ASSIGNMENT =>
What you return should be the full listing, copied exactly and stripped of its pictures.

SUPPLIED RECORDS =>
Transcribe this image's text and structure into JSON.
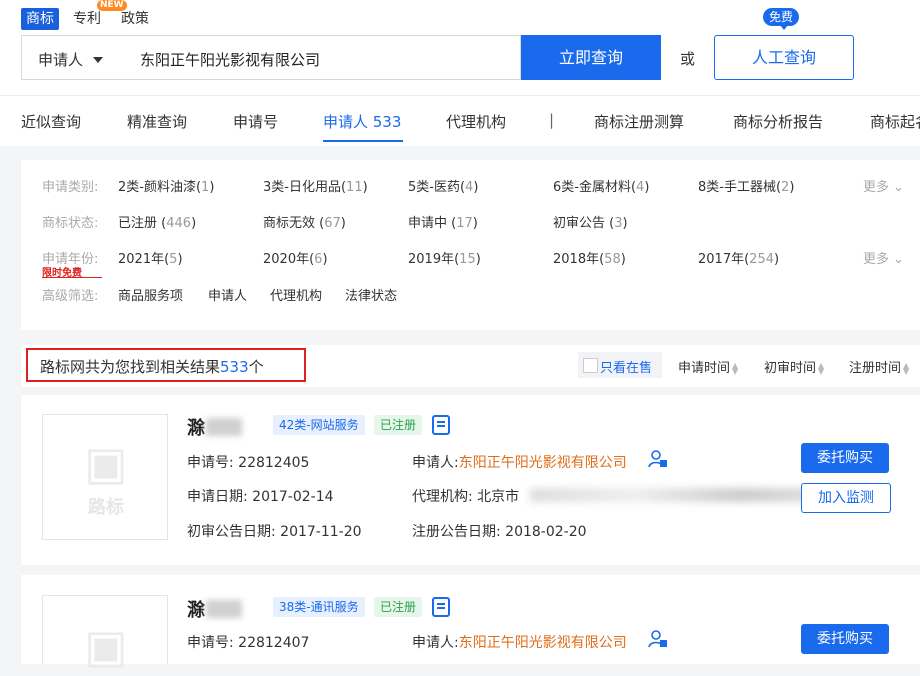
{
  "top_tabs": [
    "商标",
    "专利",
    "政策"
  ],
  "new_badge": "NEW",
  "search": {
    "type_label": "申请人",
    "value": "东阳正午阳光影视有限公司",
    "query_button": "立即查询",
    "or_text": "或",
    "manual_button": "人工查询",
    "free_badge": "免费"
  },
  "nav": {
    "items": [
      "近似查询",
      "精准查询",
      "申请号",
      "申请人 533",
      "代理机构",
      "|",
      "商标注册测算",
      "商标分析报告",
      "商标起名"
    ],
    "active_index": 3
  },
  "filters": {
    "category_label": "申请类别:",
    "categories": [
      {
        "name": "2类-颜料油漆",
        "count": "1"
      },
      {
        "name": "3类-日化用品",
        "count": "11"
      },
      {
        "name": "5类-医药",
        "count": "4"
      },
      {
        "name": "6类-金属材料",
        "count": "4"
      },
      {
        "name": "8类-手工器械",
        "count": "2"
      }
    ],
    "more_label": "更多",
    "status_label": "商标状态:",
    "statuses": [
      {
        "name": "已注册",
        "count": "446"
      },
      {
        "name": "商标无效",
        "count": "67"
      },
      {
        "name": "申请中",
        "count": "17"
      },
      {
        "name": "初审公告",
        "count": "3"
      }
    ],
    "year_label": "申请年份:",
    "years": [
      {
        "name": "2021年",
        "count": "5"
      },
      {
        "name": "2020年",
        "count": "6"
      },
      {
        "name": "2019年",
        "count": "15"
      },
      {
        "name": "2018年",
        "count": "58"
      },
      {
        "name": "2017年",
        "count": "254"
      }
    ],
    "promo": "限时免费",
    "advanced_label": "高级筛选:",
    "advanced": [
      "商品服务项",
      "申请人",
      "代理机构",
      "法律状态"
    ]
  },
  "results": {
    "prefix": "路标网共为您找到相关结果",
    "count": "533",
    "suffix": "个",
    "only_on_sale": "只看在售",
    "sort_options": [
      "申请时间",
      "初审时间",
      "注册时间"
    ]
  },
  "cards": [
    {
      "name_prefix": "滁",
      "class_tag": "42类-网站服务",
      "status": "已注册",
      "app_no_label": "申请号:",
      "app_no": "22812405",
      "applicant_label": "申请人:",
      "applicant": "东阳正午阳光影视有限公司",
      "app_date_label": "申请日期:",
      "app_date": "2017-02-14",
      "agent_label": "代理机构:",
      "agent": "北京市",
      "prelim_label": "初审公告日期:",
      "prelim_date": "2017-11-20",
      "reg_label": "注册公告日期:",
      "reg_date": "2018-02-20",
      "buy_button": "委托购买",
      "watch_button": "加入监测",
      "logo_text": "路标"
    },
    {
      "name_prefix": "滁",
      "class_tag": "38类-通讯服务",
      "status": "已注册",
      "app_no_label": "申请号:",
      "app_no": "22812407",
      "applicant_label": "申请人:",
      "applicant": "东阳正午阳光影视有限公司",
      "buy_button": "委托购买"
    }
  ]
}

OUTPUT FOR THIS TASK =>
Transcribe this image's text and structure into JSON.
{
  "top_tabs": [
    "商标",
    "专利",
    "政策"
  ],
  "new_badge": "NEW",
  "search": {
    "type_label": "申请人",
    "value": "东阳正午阳光影视有限公司",
    "query_button": "立即查询",
    "or_text": "或",
    "manual_button": "人工查询",
    "free_badge": "免费"
  },
  "nav": {
    "items": [
      "近似查询",
      "精准查询",
      "申请号",
      "申请人 533",
      "代理机构",
      "|",
      "商标注册测算",
      "商标分析报告",
      "商标起名"
    ],
    "active_index": 3
  },
  "filters": {
    "category_label": "申请类别:",
    "categories": [
      {
        "name": "2类-颜料油漆",
        "count": "1"
      },
      {
        "name": "3类-日化用品",
        "count": "11"
      },
      {
        "name": "5类-医药",
        "count": "4"
      },
      {
        "name": "6类-金属材料",
        "count": "4"
      },
      {
        "name": "8类-手工器械",
        "count": "2"
      }
    ],
    "more_label": "更多",
    "status_label": "商标状态:",
    "statuses": [
      {
        "name": "已注册",
        "count": "446"
      },
      {
        "name": "商标无效",
        "count": "67"
      },
      {
        "name": "申请中",
        "count": "17"
      },
      {
        "name": "初审公告",
        "count": "3"
      }
    ],
    "year_label": "申请年份:",
    "years": [
      {
        "name": "2021年",
        "count": "5"
      },
      {
        "name": "2020年",
        "count": "6"
      },
      {
        "name": "2019年",
        "count": "15"
      },
      {
        "name": "2018年",
        "count": "58"
      },
      {
        "name": "2017年",
        "count": "254"
      }
    ],
    "promo": "限时免费",
    "advanced_label": "高级筛选:",
    "advanced": [
      "商品服务项",
      "申请人",
      "代理机构",
      "法律状态"
    ]
  },
  "results": {
    "prefix": "路标网共为您找到相关结果",
    "count": "533",
    "suffix": "个",
    "only_on_sale": "只看在售",
    "sort_options": [
      "申请时间",
      "初审时间",
      "注册时间"
    ]
  },
  "cards": [
    {
      "name_prefix": "滁",
      "class_tag": "42类-网站服务",
      "status": "已注册",
      "app_no_label": "申请号:",
      "app_no": "22812405",
      "applicant_label": "申请人:",
      "applicant": "东阳正午阳光影视有限公司",
      "app_date_label": "申请日期:",
      "app_date": "2017-02-14",
      "agent_label": "代理机构:",
      "agent": "北京市",
      "prelim_label": "初审公告日期:",
      "prelim_date": "2017-11-20",
      "reg_label": "注册公告日期:",
      "reg_date": "2018-02-20",
      "buy_button": "委托购买",
      "watch_button": "加入监测",
      "logo_text": "路标"
    },
    {
      "name_prefix": "滁",
      "class_tag": "38类-通讯服务",
      "status": "已注册",
      "app_no_label": "申请号:",
      "app_no": "22812407",
      "applicant_label": "申请人:",
      "applicant": "东阳正午阳光影视有限公司",
      "buy_button": "委托购买"
    }
  ]
}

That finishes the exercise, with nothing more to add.